- A review of the available source material relevant to the subject’s life and accomplishments both positive and negative
- the involvement of those with relevant experience including, for example, knowledgeable historians or political scientists
- an understanding of the limitations and potential biases in accounts of the relevant historical events
- an assessment of the social, economic and political environment of the subject’s time
- an understanding of the context and circumstances that surrounded the decisions or accomplishments of the subject and how they should factor into a fair assessment of the subject, (e.g. were the actions of the subject heroic for their time? The subject will not be without blemishes: how much weight should be attached to them? If those blemishes were the subject’s prejudices, attitudes or actions, to what extent were they prevalent or unusual for their time?);
- Prescribe the steps that should be taken to ensure community engagement in the decision-making including:
- the creation of a list of all relevant community groups that should be invited to participate/comment on the proposed name
- the creation of a community engagement plan (e.g. will input be obtained through surveys, town hall meetings or other open forums, interviews with individuals or selected groups, etc. and how will the engagement will be completed?)
- public notice in advance of final recommendation with opportunity for the public comment;
- Require broad communication of the report which sets out the findings of the process described above and a detailed rationale for the naming or renaming decision; and
- Be regularly reviewed and updated as appropriate.
Background Commentary on the Complexity of the Decision-Making Process
- Arbitrary action in absence of a clear, transparent policy, whether it be taken by a government, municipal council, a university board of trustees or any similar body is unlikely to achieve a supportable result;
- Any decision taken in a naming or renaming process will result in some dissent and this simply underlines the importance of having and adhering to a comprehensive policy that includes an open and public consultation process;
- Experience in this often contentious area strongly suggests that while ‘renaming’ should take place in certain cases, it should be the exception and not the rule;
- Reliance on credible, verifiable historical evidence is critical to any supportable naming/renaming policy;
- It is important that the process take into account the historical context surrounding, and the full record of the subject, given that no human being is perfect and none who has led a public life will be without a measure of responsibility for some less than fortunate outcomes;
- The core Canadian value of fairness demands that any effort to judge someone of another time include an effort to understand the context of the time in which that person lived and worked.

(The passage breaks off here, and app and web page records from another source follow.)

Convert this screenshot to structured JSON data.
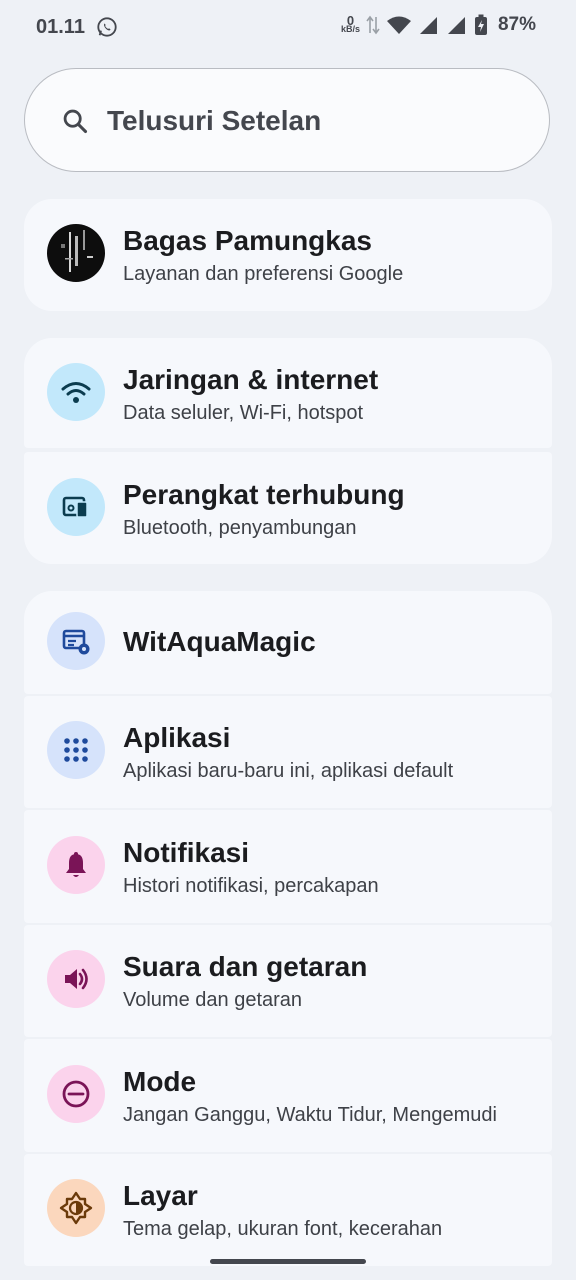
{
  "status": {
    "time": "01.11",
    "net_speed_value": "0",
    "net_speed_unit": "kB/s",
    "battery": "87%"
  },
  "search": {
    "placeholder": "Telusuri Setelan"
  },
  "account": {
    "name": "Bagas Pamungkas",
    "subtitle": "Layanan dan preferensi Google"
  },
  "settings": [
    {
      "title": "Jaringan & internet",
      "subtitle": "Data seluler, Wi-Fi, hotspot",
      "icon": "wifi-icon",
      "color": "#c2e8fb"
    },
    {
      "title": "Perangkat terhubung",
      "subtitle": "Bluetooth, penyambungan",
      "icon": "devices-icon",
      "color": "#c2e8fb"
    },
    {
      "title": "WitAquaMagic",
      "subtitle": "",
      "icon": "rom-settings-icon",
      "color": "#d6e3fb"
    },
    {
      "title": "Aplikasi",
      "subtitle": "Aplikasi baru-baru ini, aplikasi default",
      "icon": "apps-grid-icon",
      "color": "#d6e3fb"
    },
    {
      "title": "Notifikasi",
      "subtitle": "Histori notifikasi, percakapan",
      "icon": "bell-icon",
      "color": "#fbd3ec"
    },
    {
      "title": "Suara dan getaran",
      "subtitle": "Volume dan getaran",
      "icon": "speaker-icon",
      "color": "#fbd3ec"
    },
    {
      "title": "Mode",
      "subtitle": "Jangan Ganggu, Waktu Tidur, Mengemudi",
      "icon": "minus-circle-icon",
      "color": "#fbd3ec"
    },
    {
      "title": "Layar",
      "subtitle": "Tema gelap, ukuran font, kecerahan",
      "icon": "brightness-icon",
      "color": "#fbd7bd"
    }
  ]
}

An instructive example of a major institution – in this case, Yale University – developing a clear set of principles to guide its naming and renaming process can be found here.
Professor Margaret MacMillan on Renaming:
“We can have different views on the past but the past has happened and we can’t change that. We can’t change it by getting rid of names. We can’t change it by getting rid of people. The past is something you can debate about, you can have different opinions about but, if we remove all traces of it, then we’re not even going to have those debates.”
Margaret MacMillan, Canadian historian and author of, Paris 1919 and The War that Ended Peace
Professor Robin Winks on Renaming:
“History is a record of things from the past that should not be forgotten. In this view, removing an item from the historical record is like lying; … such removals are akin to the work of the infamous “Great Soviet Encyclopedia,” in which history became whatever the Party leaders wanted it to be at any given moment in time. History is (also) the commemoration and memorialization of the past. Commemoration often confers honour and asserts pride. It can also convey mourning and loss. Either way, commemoration expresses values. In this second conception of history, a change in the way a community memorializes its past offers a way to recognize important alterations in the community’s values.”
Robin Winks, Yale University